ENTRIES PROVIDED:

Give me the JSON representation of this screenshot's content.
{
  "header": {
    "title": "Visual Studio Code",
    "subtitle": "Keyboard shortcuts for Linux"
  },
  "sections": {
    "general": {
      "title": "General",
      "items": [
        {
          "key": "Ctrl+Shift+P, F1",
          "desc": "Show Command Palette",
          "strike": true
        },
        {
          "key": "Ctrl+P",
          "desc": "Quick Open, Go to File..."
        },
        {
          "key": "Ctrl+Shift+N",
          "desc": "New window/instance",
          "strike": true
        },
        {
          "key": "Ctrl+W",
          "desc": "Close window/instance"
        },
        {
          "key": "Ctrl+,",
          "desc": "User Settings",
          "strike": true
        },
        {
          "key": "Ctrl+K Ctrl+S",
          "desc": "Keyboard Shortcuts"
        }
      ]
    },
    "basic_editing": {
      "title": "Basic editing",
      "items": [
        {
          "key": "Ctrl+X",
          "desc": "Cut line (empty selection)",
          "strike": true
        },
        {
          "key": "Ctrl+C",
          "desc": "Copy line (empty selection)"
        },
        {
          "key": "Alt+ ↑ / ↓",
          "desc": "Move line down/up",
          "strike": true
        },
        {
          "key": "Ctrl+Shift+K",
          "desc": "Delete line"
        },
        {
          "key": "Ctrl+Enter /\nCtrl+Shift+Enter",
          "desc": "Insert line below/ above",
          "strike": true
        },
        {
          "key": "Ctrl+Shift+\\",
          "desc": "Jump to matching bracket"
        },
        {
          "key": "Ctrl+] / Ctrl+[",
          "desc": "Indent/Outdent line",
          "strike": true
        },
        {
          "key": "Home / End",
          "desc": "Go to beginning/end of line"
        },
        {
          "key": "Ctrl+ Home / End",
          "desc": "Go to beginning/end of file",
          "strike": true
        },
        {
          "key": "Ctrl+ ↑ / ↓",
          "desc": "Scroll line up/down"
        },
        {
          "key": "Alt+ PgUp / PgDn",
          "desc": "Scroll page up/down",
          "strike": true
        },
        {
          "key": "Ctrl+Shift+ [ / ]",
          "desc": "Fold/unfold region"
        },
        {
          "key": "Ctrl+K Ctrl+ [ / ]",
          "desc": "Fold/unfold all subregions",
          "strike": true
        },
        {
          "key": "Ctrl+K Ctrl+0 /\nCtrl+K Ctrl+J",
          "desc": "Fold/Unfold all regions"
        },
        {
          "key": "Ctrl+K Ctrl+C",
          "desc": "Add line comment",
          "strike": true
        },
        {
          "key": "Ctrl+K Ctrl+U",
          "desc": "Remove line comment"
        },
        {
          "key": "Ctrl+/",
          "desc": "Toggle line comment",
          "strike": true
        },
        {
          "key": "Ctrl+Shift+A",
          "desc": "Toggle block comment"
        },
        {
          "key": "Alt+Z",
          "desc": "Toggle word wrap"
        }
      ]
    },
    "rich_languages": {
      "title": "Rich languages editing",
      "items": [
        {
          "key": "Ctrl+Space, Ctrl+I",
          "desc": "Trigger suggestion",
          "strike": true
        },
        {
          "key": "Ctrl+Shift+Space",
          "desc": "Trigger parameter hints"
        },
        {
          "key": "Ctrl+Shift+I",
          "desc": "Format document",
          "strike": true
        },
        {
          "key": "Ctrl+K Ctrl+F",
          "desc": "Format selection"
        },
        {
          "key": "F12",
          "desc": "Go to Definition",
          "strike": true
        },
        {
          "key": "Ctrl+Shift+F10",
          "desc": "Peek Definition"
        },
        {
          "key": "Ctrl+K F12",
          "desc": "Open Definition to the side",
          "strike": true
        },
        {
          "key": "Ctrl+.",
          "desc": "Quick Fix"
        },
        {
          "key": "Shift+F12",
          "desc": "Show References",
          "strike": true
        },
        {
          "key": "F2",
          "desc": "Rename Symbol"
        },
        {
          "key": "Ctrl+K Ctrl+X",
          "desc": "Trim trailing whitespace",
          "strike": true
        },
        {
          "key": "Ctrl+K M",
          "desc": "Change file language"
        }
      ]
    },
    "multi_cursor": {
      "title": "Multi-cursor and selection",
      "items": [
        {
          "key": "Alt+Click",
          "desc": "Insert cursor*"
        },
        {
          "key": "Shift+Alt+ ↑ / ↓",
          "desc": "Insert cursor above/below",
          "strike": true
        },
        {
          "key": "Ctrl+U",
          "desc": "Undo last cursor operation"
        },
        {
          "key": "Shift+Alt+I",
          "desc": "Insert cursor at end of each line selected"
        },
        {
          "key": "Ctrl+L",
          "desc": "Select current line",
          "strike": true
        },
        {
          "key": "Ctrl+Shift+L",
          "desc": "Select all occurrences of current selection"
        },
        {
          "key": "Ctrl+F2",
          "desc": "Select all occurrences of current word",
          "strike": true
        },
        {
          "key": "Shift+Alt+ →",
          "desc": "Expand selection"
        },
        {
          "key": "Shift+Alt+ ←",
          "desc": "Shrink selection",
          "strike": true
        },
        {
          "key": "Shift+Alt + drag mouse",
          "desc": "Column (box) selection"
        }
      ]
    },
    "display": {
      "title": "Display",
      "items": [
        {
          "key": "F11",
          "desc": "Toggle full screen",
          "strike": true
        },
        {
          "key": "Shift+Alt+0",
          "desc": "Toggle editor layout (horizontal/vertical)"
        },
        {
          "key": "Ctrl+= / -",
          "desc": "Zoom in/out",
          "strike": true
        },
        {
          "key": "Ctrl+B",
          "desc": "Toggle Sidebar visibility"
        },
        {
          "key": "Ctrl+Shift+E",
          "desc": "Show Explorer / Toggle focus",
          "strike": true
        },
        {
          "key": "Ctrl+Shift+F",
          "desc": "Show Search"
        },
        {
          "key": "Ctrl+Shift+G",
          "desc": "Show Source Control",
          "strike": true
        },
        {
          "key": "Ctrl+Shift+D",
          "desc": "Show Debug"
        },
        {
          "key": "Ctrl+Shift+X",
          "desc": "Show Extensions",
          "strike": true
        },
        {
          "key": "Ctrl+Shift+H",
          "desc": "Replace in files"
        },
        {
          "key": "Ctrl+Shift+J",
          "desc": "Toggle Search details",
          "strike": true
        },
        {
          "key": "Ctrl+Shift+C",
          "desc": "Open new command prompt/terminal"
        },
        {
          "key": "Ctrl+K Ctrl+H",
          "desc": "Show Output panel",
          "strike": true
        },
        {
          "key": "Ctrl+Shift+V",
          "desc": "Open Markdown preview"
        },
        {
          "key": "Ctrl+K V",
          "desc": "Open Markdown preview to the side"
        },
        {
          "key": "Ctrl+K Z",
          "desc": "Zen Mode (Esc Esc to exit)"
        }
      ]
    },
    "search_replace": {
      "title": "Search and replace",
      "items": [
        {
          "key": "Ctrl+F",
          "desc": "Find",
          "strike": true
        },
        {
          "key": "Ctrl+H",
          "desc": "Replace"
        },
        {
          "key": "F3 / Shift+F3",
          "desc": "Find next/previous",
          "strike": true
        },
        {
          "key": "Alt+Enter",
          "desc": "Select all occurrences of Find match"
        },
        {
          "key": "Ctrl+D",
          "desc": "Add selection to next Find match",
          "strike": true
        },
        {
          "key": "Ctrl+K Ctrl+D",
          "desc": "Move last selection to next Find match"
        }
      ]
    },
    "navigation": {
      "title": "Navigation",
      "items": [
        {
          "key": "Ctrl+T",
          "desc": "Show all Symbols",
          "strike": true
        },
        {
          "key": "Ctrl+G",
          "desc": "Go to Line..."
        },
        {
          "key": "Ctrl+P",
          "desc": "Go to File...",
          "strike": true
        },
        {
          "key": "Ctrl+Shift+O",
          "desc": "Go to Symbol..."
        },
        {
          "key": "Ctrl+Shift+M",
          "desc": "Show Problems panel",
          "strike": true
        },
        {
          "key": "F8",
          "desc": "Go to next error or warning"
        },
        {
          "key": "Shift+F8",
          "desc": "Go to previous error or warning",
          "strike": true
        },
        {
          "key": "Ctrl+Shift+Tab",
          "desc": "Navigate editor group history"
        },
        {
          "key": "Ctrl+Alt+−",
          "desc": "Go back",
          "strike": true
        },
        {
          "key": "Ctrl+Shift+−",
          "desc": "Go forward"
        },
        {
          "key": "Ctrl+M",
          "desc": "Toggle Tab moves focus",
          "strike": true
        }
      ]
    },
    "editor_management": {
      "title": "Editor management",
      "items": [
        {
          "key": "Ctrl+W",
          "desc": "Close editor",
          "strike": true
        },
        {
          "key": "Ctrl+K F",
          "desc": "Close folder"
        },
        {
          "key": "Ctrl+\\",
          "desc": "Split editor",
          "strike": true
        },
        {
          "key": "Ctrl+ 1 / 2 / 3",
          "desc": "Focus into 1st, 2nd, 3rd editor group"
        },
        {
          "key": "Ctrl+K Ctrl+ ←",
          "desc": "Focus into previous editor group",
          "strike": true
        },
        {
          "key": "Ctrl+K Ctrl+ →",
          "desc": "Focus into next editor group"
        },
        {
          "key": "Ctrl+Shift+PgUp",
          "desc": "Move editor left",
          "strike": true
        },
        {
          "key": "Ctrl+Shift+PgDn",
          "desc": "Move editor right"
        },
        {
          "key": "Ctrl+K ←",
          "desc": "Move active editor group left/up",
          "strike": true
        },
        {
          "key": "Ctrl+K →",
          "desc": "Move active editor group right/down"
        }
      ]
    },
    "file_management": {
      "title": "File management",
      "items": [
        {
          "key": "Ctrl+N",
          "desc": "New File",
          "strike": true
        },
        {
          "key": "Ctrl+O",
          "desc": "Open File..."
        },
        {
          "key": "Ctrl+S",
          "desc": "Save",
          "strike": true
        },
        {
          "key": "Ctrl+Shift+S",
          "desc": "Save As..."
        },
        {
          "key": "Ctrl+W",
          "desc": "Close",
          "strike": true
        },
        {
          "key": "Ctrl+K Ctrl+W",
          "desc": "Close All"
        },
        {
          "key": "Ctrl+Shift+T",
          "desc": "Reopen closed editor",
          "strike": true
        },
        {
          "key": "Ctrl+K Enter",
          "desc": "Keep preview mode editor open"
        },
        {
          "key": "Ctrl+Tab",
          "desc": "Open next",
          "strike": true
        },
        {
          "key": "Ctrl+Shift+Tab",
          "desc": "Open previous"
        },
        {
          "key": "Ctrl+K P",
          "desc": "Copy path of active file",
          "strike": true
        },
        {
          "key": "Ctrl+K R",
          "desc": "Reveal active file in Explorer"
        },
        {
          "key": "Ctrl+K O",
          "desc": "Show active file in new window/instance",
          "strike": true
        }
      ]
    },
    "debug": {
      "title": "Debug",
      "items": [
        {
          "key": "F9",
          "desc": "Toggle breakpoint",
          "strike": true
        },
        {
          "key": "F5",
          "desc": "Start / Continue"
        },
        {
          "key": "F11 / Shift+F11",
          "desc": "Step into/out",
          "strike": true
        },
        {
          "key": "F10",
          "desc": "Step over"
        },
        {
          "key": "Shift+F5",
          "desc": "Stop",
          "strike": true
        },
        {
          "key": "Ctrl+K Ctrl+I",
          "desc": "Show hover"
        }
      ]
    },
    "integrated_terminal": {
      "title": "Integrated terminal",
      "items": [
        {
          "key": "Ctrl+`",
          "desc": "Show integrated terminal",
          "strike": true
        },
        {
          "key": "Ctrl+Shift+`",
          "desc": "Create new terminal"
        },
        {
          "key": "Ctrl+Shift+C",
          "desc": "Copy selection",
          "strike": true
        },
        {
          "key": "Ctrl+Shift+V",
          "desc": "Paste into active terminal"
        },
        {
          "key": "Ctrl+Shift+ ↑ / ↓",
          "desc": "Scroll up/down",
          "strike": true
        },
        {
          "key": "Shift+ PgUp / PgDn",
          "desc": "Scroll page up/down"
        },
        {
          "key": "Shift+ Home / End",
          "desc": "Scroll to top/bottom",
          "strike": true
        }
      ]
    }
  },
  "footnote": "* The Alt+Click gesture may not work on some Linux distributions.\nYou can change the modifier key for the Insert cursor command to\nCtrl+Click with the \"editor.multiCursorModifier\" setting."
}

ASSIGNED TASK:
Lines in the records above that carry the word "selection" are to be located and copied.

SOLUTION TO THIS EXERCISE:
          "desc": "Cut line (empty selection)",
          "desc": "Copy line (empty selection)"
          "desc": "Format selection"
      "title": "Multi-cursor and selection",
          "desc": "Select all occurrences of current selection"
          "desc": "Expand selection"
          "desc": "Shrink selection",
          "desc": "Column (box) selection"
          "desc": "Add selection to next Find match",
          "desc": "Move last selection to next Find match"
          "desc": "Copy selection",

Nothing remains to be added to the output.